Copy the entries that appear below in full, leaving out any picture among them.

*** Data shown

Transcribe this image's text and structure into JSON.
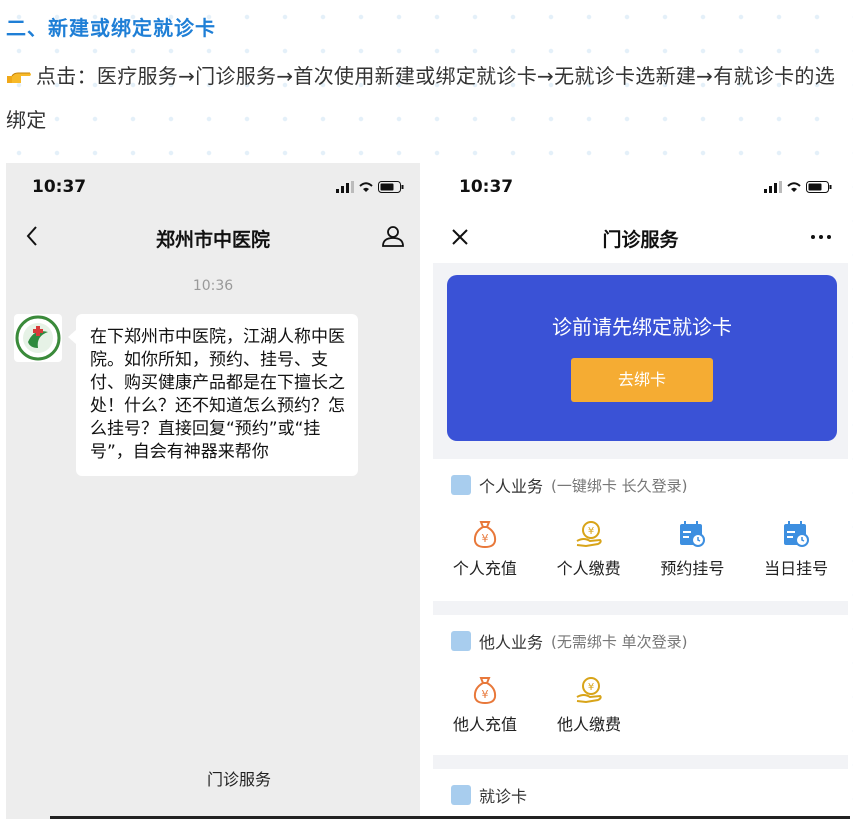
{
  "heading": "二、新建或绑定就诊卡",
  "instruction": {
    "icon": "pointing-hand-icon",
    "text": "点击：医疗服务→门诊服务→首次使用新建或绑定就诊卡→无就诊卡选新建→有就诊卡的选绑定"
  },
  "left_phone": {
    "status_time": "10:37",
    "nav_title": "郑州市中医院",
    "nav_left_icon": "back-chevron-icon",
    "nav_right_icon": "profile-icon",
    "chat_time": "10:36",
    "avatar_icon": "hospital-logo",
    "message": "在下郑州市中医院，江湖人称中医院。如你所知，预约、挂号、支付、购买健康产品都是在下擅长之处！什么？还不知道怎么预约？怎么挂号？直接回复“预约”或“挂号”，自会有神器来帮你",
    "menu_button": "门诊服务"
  },
  "right_phone": {
    "status_time": "10:37",
    "nav_title": "门诊服务",
    "nav_left_icon": "close-icon",
    "nav_right_icon": "more-icon",
    "banner_text": "诊前请先绑定就诊卡",
    "bind_button": "去绑卡",
    "section1": {
      "title": "个人业务",
      "subtitle": "(一键绑卡 长久登录)",
      "items": [
        {
          "label": "个人充值",
          "icon": "money-bag-icon"
        },
        {
          "label": "个人缴费",
          "icon": "pay-hand-icon"
        },
        {
          "label": "预约挂号",
          "icon": "calendar-clock-icon"
        },
        {
          "label": "当日挂号",
          "icon": "calendar-clock-icon"
        }
      ]
    },
    "section2": {
      "title": "他人业务",
      "subtitle": "(无需绑卡 单次登录)",
      "items": [
        {
          "label": "他人充值",
          "icon": "money-bag-icon"
        },
        {
          "label": "他人缴费",
          "icon": "pay-hand-icon"
        }
      ]
    },
    "section3": {
      "title": "就诊卡"
    }
  },
  "colors": {
    "heading": "#1f7fd6",
    "banner": "#3a52d6",
    "bind_button": "#f5ac33",
    "icon_blue": "#3d8fe0",
    "icon_orange": "#e8783a"
  }
}
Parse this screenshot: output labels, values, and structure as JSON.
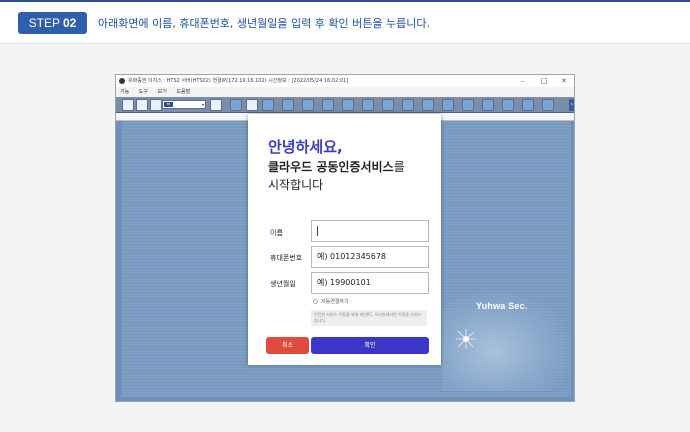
{
  "step": {
    "label": "STEP",
    "number": "02",
    "instruction": "아래화면에 이름, 휴대폰번호, 생년월일을 입력 후 확인 버튼을 누릅니다."
  },
  "app": {
    "title": "유화증권 이지스 : HTS2 서버(HTS02) 연결IP(172.19.16.102)    시간정보 : [2022/05/24 16:02:01]",
    "menu": [
      "기능",
      "도구",
      "보기",
      "도움말"
    ],
    "toolbar_select_tag": "TR",
    "brand": "Yuhwa Sec."
  },
  "modal": {
    "greeting_line1": "안녕하세요,",
    "greeting_line2_bold": "클라우드 공동인증서비스",
    "greeting_line2_rest": "를",
    "greeting_line3": "시작합니다",
    "name_label": "이름",
    "name_value": "",
    "phone_label": "휴대폰번호",
    "phone_value": "예) 01012345678",
    "birth_label": "생년월일",
    "birth_value": "예) 19900101",
    "auto_connect_label": "자동연결하기",
    "notice_text": "안전한 서비스 이용을 위해 개인PC, 모바일에서만 이용을 추천드립니다.",
    "cancel_label": "취소",
    "confirm_label": "확인"
  },
  "colors": {
    "accent": "#2f5fab",
    "confirm": "#3c36c8",
    "cancel": "#e04b3f",
    "greeting": "#3a3fbd"
  }
}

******

[Task answer]:
Transcribe this image's text and structure into JSON.
{
  "heading": "二、新建或绑定就诊卡",
  "instruction": {
    "icon": "pointing-hand-icon",
    "text": "点击：医疗服务→门诊服务→首次使用新建或绑定就诊卡→无就诊卡选新建→有就诊卡的选绑定"
  },
  "left_phone": {
    "status_time": "10:37",
    "nav_title": "郑州市中医院",
    "nav_left_icon": "back-chevron-icon",
    "nav_right_icon": "profile-icon",
    "chat_time": "10:36",
    "avatar_icon": "hospital-logo",
    "message": "在下郑州市中医院，江湖人称中医院。如你所知，预约、挂号、支付、购买健康产品都是在下擅长之处！什么？还不知道怎么预约？怎么挂号？直接回复“预约”或“挂号”，自会有神器来帮你",
    "menu_button": "门诊服务"
  },
  "right_phone": {
    "status_time": "10:37",
    "nav_title": "门诊服务",
    "nav_left_icon": "close-icon",
    "nav_right_icon": "more-icon",
    "banner_text": "诊前请先绑定就诊卡",
    "bind_button": "去绑卡",
    "section1": {
      "title": "个人业务",
      "subtitle": "(一键绑卡 长久登录)",
      "items": [
        {
          "label": "个人充值",
          "icon": "money-bag-icon"
        },
        {
          "label": "个人缴费",
          "icon": "pay-hand-icon"
        },
        {
          "label": "预约挂号",
          "icon": "calendar-clock-icon"
        },
        {
          "label": "当日挂号",
          "icon": "calendar-clock-icon"
        }
      ]
    },
    "section2": {
      "title": "他人业务",
      "subtitle": "(无需绑卡 单次登录)",
      "items": [
        {
          "label": "他人充值",
          "icon": "money-bag-icon"
        },
        {
          "label": "他人缴费",
          "icon": "pay-hand-icon"
        }
      ]
    },
    "section3": {
      "title": "就诊卡"
    }
  },
  "colors": {
    "heading": "#1f7fd6",
    "banner": "#3a52d6",
    "bind_button": "#f5ac33",
    "icon_blue": "#3d8fe0",
    "icon_orange": "#e8783a"
  }
}
Parse this screenshot: output labels, values, and structure as JSON.
{
  "step": {
    "label": "STEP",
    "number": "02",
    "instruction": "아래화면에 이름, 휴대폰번호, 생년월일을 입력 후 확인 버튼을 누릅니다."
  },
  "app": {
    "title": "유화증권 이지스 : HTS2 서버(HTS02) 연결IP(172.19.16.102)    시간정보 : [2022/05/24 16:02:01]",
    "menu": [
      "기능",
      "도구",
      "보기",
      "도움말"
    ],
    "toolbar_select_tag": "TR",
    "brand": "Yuhwa Sec."
  },
  "modal": {
    "greeting_line1": "안녕하세요,",
    "greeting_line2_bold": "클라우드 공동인증서비스",
    "greeting_line2_rest": "를",
    "greeting_line3": "시작합니다",
    "name_label": "이름",
    "name_value": "",
    "phone_label": "휴대폰번호",
    "phone_value": "예) 01012345678",
    "birth_label": "생년월일",
    "birth_value": "예) 19900101",
    "auto_connect_label": "자동연결하기",
    "notice_text": "안전한 서비스 이용을 위해 개인PC, 모바일에서만 이용을 추천드립니다.",
    "cancel_label": "취소",
    "confirm_label": "확인"
  },
  "colors": {
    "accent": "#2f5fab",
    "confirm": "#3c36c8",
    "cancel": "#e04b3f",
    "greeting": "#3a3fbd"
  }
}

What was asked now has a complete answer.